“The Doosan machines offer us consistency, reliability and versatility, combining their compact design for negotiating tight spaces with the ability to cover all the applications such as digging foundations, service trenches and loading lorries that you would expect to complete with much bigger 13-14 tonne excavators.”

The future?

E57W_Hunter_Plant_pic1

Two E57W Bobcat excavators were delivered to Hunter Plant Hire and are the first of their kind available to rent in the UK

Clearly there are a lot of options available to purchasers in the current market. Looking to the future though: what if electricity – as has been proclaimed by many of the industry’s construction manufacturers as one of the ways forward – does not become the adopted normality?

Japanese manufacturer Kubota has developed an alternative – a prototype machine that will run on liquid petroleum gas – the KX019-4 LPG.

Kubota claims that the machine’s performance characteristics are the same as the diesel-powered KX019. The excavator’s undercarriage is also variable, which allows operators to enter into areas with less than a metre of access.

One thing is for certain, the mini excavator may be small but to the construction industry and those working in it, the machine is a tool which is only increasing in importance.

Hitachi heightens safeguards

Hitachi adopts new CESAR ECV securities as standard

Officially launched by the UK’s Construction Equipment Association (CEA) in June 2019, a new CESAR Emissions Compliance Verification (ECV) has been

_DH_5435

Every Hitachi mini, medium and large excavator, wheel loader and wheel excavator will be fitted with CESAR Security System
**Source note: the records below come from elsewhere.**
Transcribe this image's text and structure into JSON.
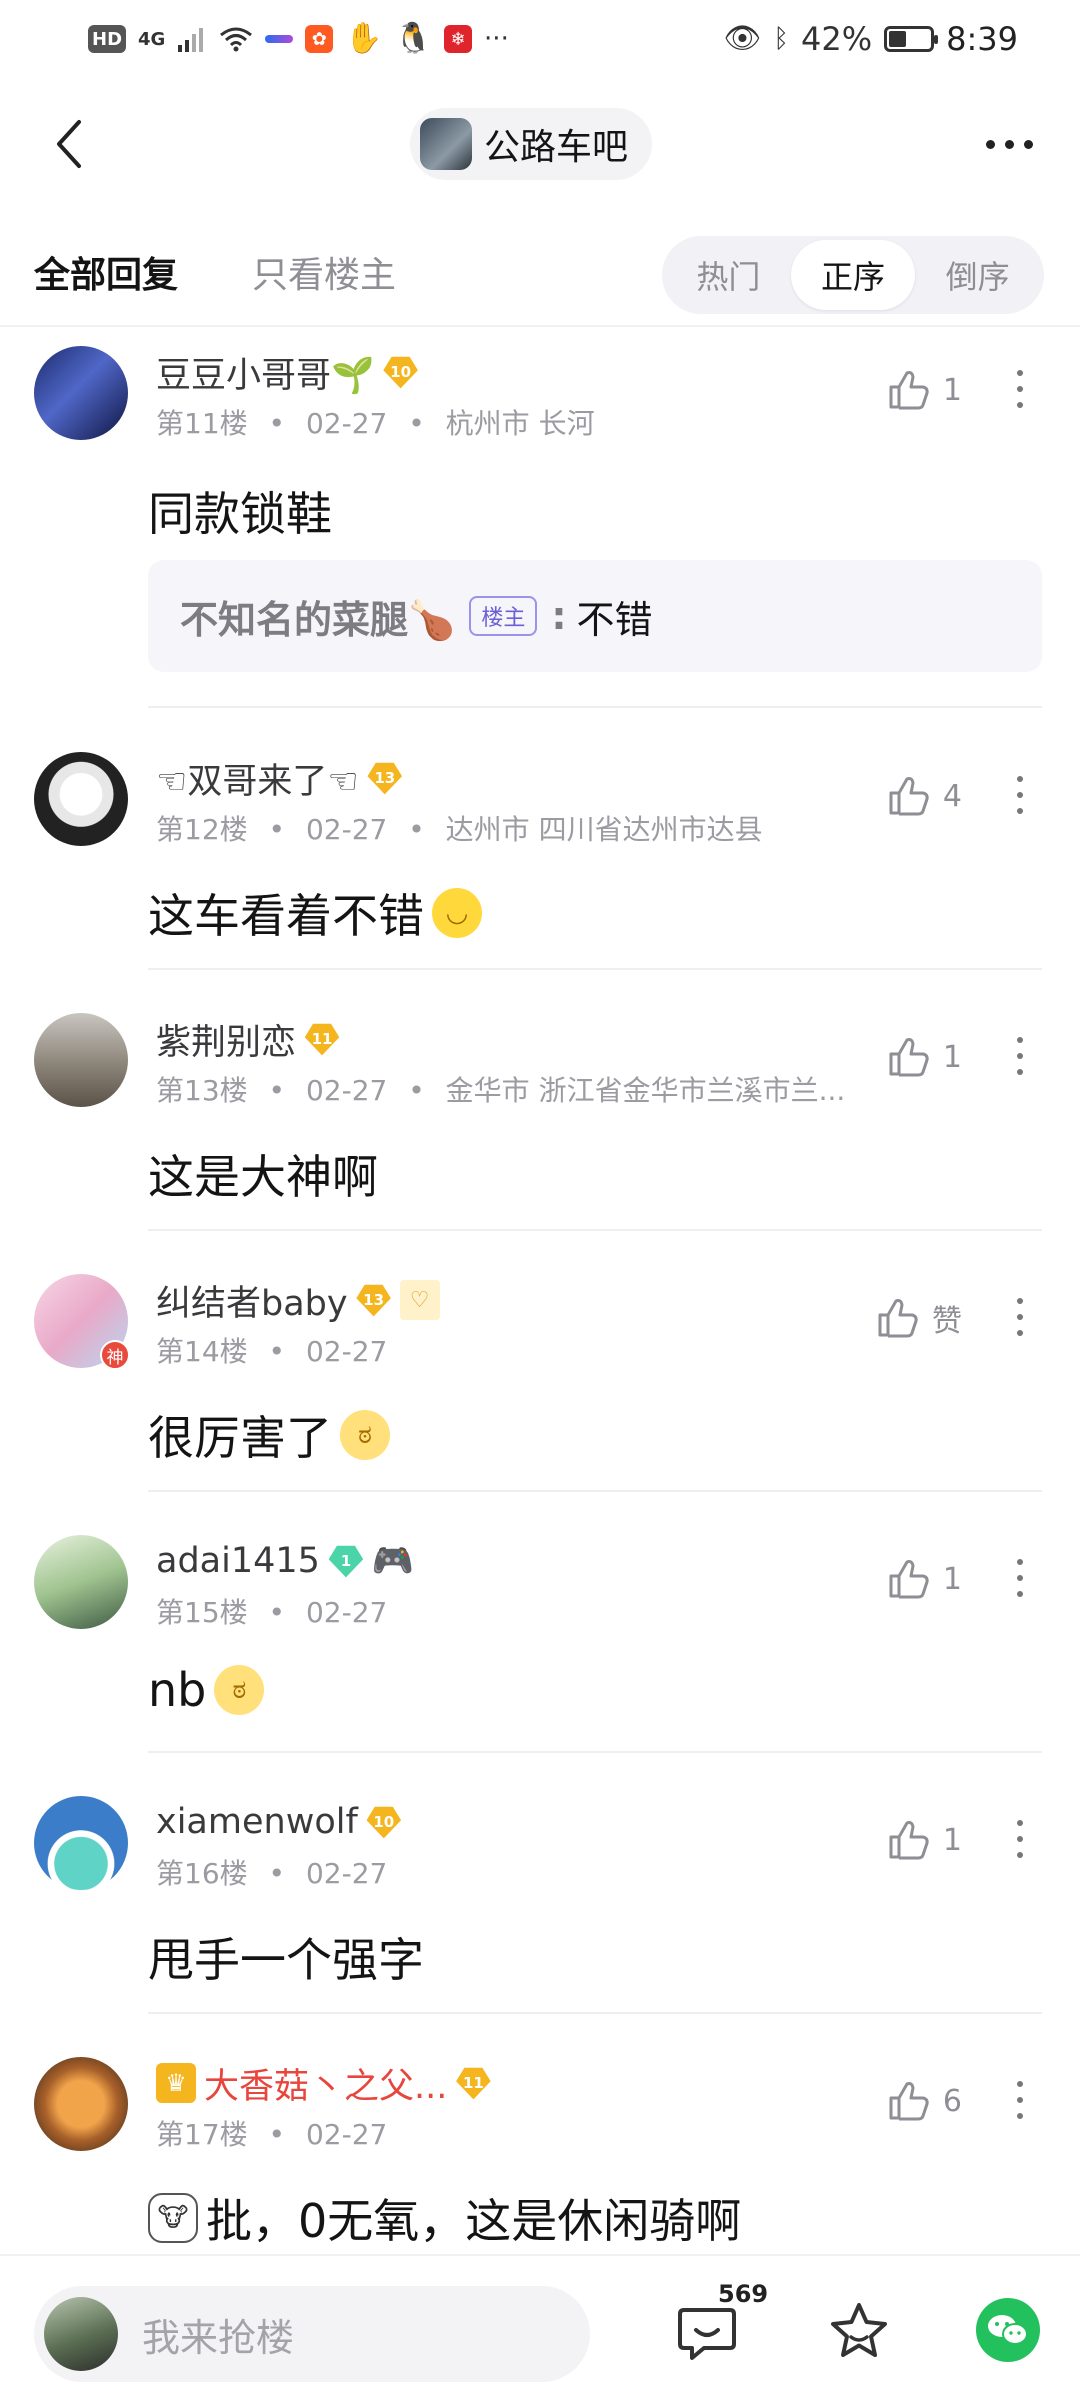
{
  "status_bar": {
    "hd": "HD",
    "network": "4G",
    "app_icons": [
      "app-icon-1",
      "app-icon-2",
      "app-icon-3",
      "app-icon-4"
    ],
    "more": "···",
    "battery": "42%",
    "battery_level": 0.42,
    "time": "8:39"
  },
  "header": {
    "forum_name": "公路车吧"
  },
  "tabs": {
    "all": "全部回复",
    "op_only": "只看楼主",
    "sort": [
      "热门",
      "正序",
      "倒序"
    ],
    "active_sort": "正序"
  },
  "replies": [
    {
      "username": "豆豆小哥哥🌱",
      "level": "10",
      "floor": "第11楼",
      "date": "02-27",
      "location": "杭州市 长河",
      "likes": "1",
      "content": "同款锁鞋",
      "sub_reply": {
        "name": "不知名的菜腿🍗",
        "op_tag": "楼主",
        "colon": ":",
        "text": "不错"
      }
    },
    {
      "username": "☜双哥来了☜",
      "level": "13",
      "floor": "第12楼",
      "date": "02-27",
      "location": "达州市 四川省达州市达县",
      "likes": "4",
      "content": "这车看着不错"
    },
    {
      "username": "紫荆别恋",
      "level": "11",
      "floor": "第13楼",
      "date": "02-27",
      "location": "金华市 浙江省金华市兰溪市兰...",
      "likes": "1",
      "content": "这是大神啊"
    },
    {
      "username": "纠结者baby",
      "level": "13",
      "floor": "第14楼",
      "date": "02-27",
      "location": "",
      "likes": "赞",
      "content": "很厉害了",
      "avatar_badge": "神"
    },
    {
      "username": "adai1415",
      "level": "1",
      "floor": "第15楼",
      "date": "02-27",
      "location": "",
      "likes": "1",
      "content": "nb"
    },
    {
      "username": "xiamenwolf",
      "level": "10",
      "floor": "第16楼",
      "date": "02-27",
      "location": "",
      "likes": "1",
      "content": "甩手一个强字"
    },
    {
      "username": "大香菇丶之父...",
      "level": "11",
      "floor": "第17楼",
      "date": "02-27",
      "location": "",
      "likes": "6",
      "content": "批，0无氧，这是休闲骑啊"
    }
  ],
  "meta_sep": "•",
  "bottom_bar": {
    "placeholder": "我来抢楼",
    "comment_count": "569"
  },
  "colors": {
    "accent_gold": "#f5b51e",
    "level_green": "#4cd4a9",
    "vip_red": "#e8453c",
    "op_tag_purple": "#6b5fd6",
    "wechat_green": "#22c15e"
  }
}
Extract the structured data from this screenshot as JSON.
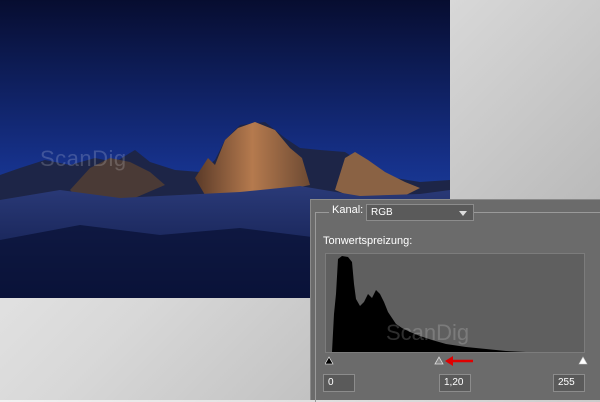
{
  "watermark": "ScanDig",
  "levels_panel": {
    "channel_label": "Kanal:",
    "channel_value": "RGB",
    "input_levels_label": "Tonwertspreizung:",
    "black_point": "0",
    "gamma": "1,20",
    "white_point": "255"
  },
  "colors": {
    "sky_top": "#0a1135",
    "sky_bottom": "#1b3f9e",
    "panel_bg": "#6b6b6b",
    "arrow": "#e00000"
  },
  "icons": {
    "black_slider": "black-point-triangle-icon",
    "gray_slider": "midtone-triangle-icon",
    "white_slider": "white-point-triangle-icon",
    "pointer": "red-arrow-icon",
    "dropdown": "chevron-down-icon"
  }
}
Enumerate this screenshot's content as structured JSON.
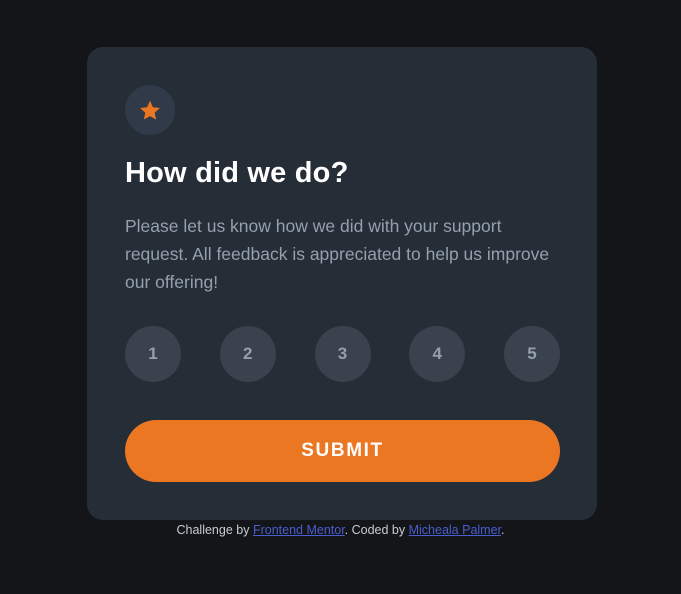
{
  "card": {
    "icon": "star-icon",
    "title": "How did we do?",
    "description": "Please let us know how we did with your support request. All feedback is appreciated to help us improve our offering!",
    "ratings": [
      "1",
      "2",
      "3",
      "4",
      "5"
    ],
    "submit_label": "SUBMIT"
  },
  "attribution": {
    "prefix": "Challenge by ",
    "link1_text": "Frontend Mentor",
    "middle": ". Coded by ",
    "link2_text": "Micheala Palmer",
    "suffix": "."
  },
  "colors": {
    "page_bg": "#131518",
    "card_bg": "#252d37",
    "accent": "#ec7722",
    "rating_bg": "#3a424e",
    "text_muted": "#969fad",
    "link": "#4a5ed0"
  }
}
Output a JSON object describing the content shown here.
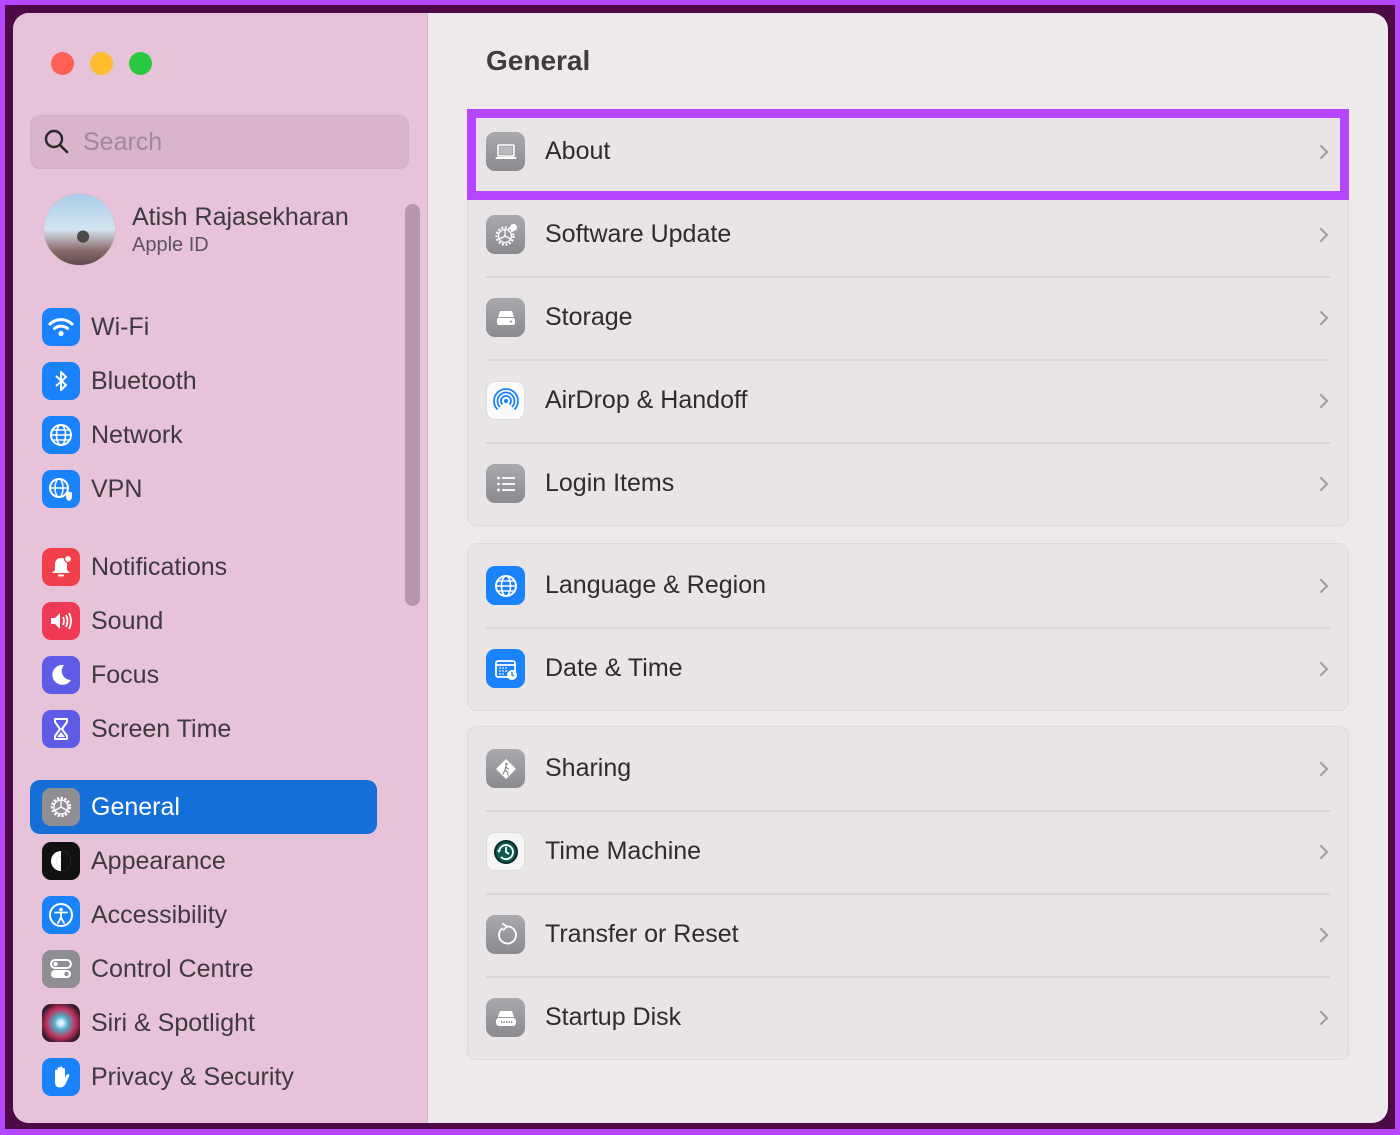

developed as a ‘bolt-on’ product that complements existing CESAR security systems to allow quick and easy verification of a machine’s emissions category.

 

Hitachi Construction Machinery (UK) has confirmed that from January 2020, every mini, medium and large excavator, wheeled loader and wheeled excavator will be fitted with a CESAR Security System powered by Datatag technologies as standard.

Using evident colour coded labels with a unique alpha/numeric code, this feature is linked securely to a machine’s unique CESAR identity and ensures complete integrity of the system.

David Roberts, CEO of Hitachi Construction Machinery (UK) said, “Helping our customers to protect and optimise their Hitachi machines is an increasingly important element of our value proposition, and in conjunction with our online Global e-Service telematics system which has GPS location capability, the addition of CESAR gives our customers even more peace of mind.

“Our customers also require a quick and easy way to identify which stage of the EU emission regulations their machines comply with, as more sites control and monitor their carbon footprint. The addition of the Emissions Compliance Verification or ECV to the CESAR program gives our machines a visible and traceable identity in regard to which emission stage they comply with.”

 

Newsletter

Delivered directly to your inbox World Construction Week features the pick of the breaking news stories, product launches, show reports and more!

Sign up for free

Newsletter

Delivered directly to your inbox World Construction Week features the pick of the breaking news stories, product launches, show reports and more!

Go to newsletters